This blog aims to provide insight into state-level insurance concerns; it isn’t legal advice, a crystal ball on regulation, or an editorial endorsement by the AgentSync team.
This week’s Commissioners’ Corner is brought to you by West Virginia’s Insurance Commissioner, Allan L. McVey.
One of the most dramatic changes with insurance in the state of West Virginia in my lifetime has to be the privatization of our workers compensation system from a monopolistic state-operated fund. Prior to accomplishing that feat in 2005, the sole provider of workers compensation coverage to employees in the Mountain State since 1913 was the West Virginia Workers Compensation Fund, with the only exceptions being larger companies applying for the self-insurance option in the law here. Qualification for doing that is based on financial capability and only a small number of companies ever took advantage of that option as workers compensation claims can be a very long-term financial commitment. That option is still available, but an even fewer number of companies are taking that option as we now have a very robust and healthy market for the coverage presently.
There were a number of issues that caused our state to take such a dramatic move as totally revamping the system, all centering around financial issues. Legislation was passed in early 2005 that accomplished several things.
As of June 30, 2005, the monopolistic program was closed to new claims and the state dedicated various funding streams to pay off what has been dubbed the Old Fund, which are the legacy claims from the monopolistic Workers Compensation Fund. In addition, the legislation also established a mutual insurance company, BrickStreet, to insure the workers compensation exposure from July 1, 2005, forward in preparation for allowing them, along with other private insurers, to begin writing this line of insurance along with other commercial offerings.
The run-off of the unpaid claims liability from the monopolistic (Old Fund) fund prior to July 1, 2005, continues under the purview of the Offices of the Insurance Commissioner. BrickStreet provided the claims handling of the Old Fund claims and was the exclusive writer of coverage as a private company from July 1, 2005, until Jan. 1, 2008, when the competitive market opened for all other insurance companies to handle this line of coverage. Beginning Jan. 1, 2008, claims in the Old Fund have been handled by other third-party administrators and, during the current fiscal year, this fund is fully solvent, as our last actuarial numbers show.

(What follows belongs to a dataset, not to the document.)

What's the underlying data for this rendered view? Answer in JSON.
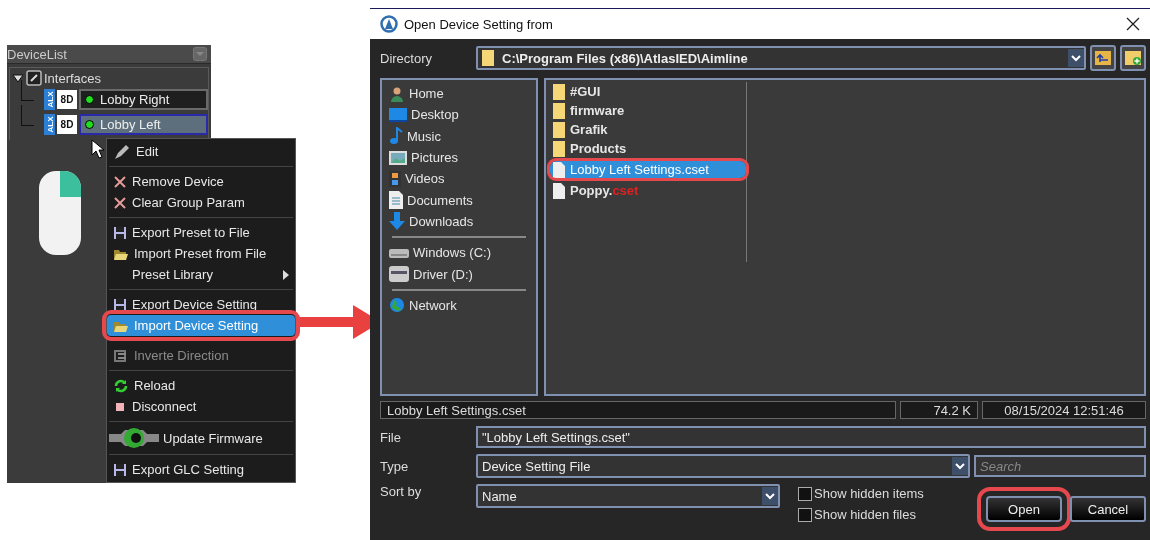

As mentioned previously, this was a very dramatic move for our state to make, but it has proven to be highly successful. In addition to solving the dilemma of how to fund legacy claims for injured employees, transferring that risk to private industry for future generations was the right and correct decision to make. In addition to the Old Fund, the OIC is also responsible for the oversight of the following workers compensation funds, as well:
- Coal Workers Pneumoconiosis Fund (Black Lung)
- Uninsured Employers Fund
- Self-Insured Guaranty Fund
- Self-Insured Security Fund
- State Entities Workers Compensation Fund
All of these funds are operating very soundly and fully solvent, like the Old Fund. In addition, the private market, as mentioned, is thriving. Claims for employees are being handled very efficiently and aggregate base loss costs for employers have decreased more than 78 percent since this line of coverage was privatized 16 years ago. I would call that a win for all of us here in West Virginia.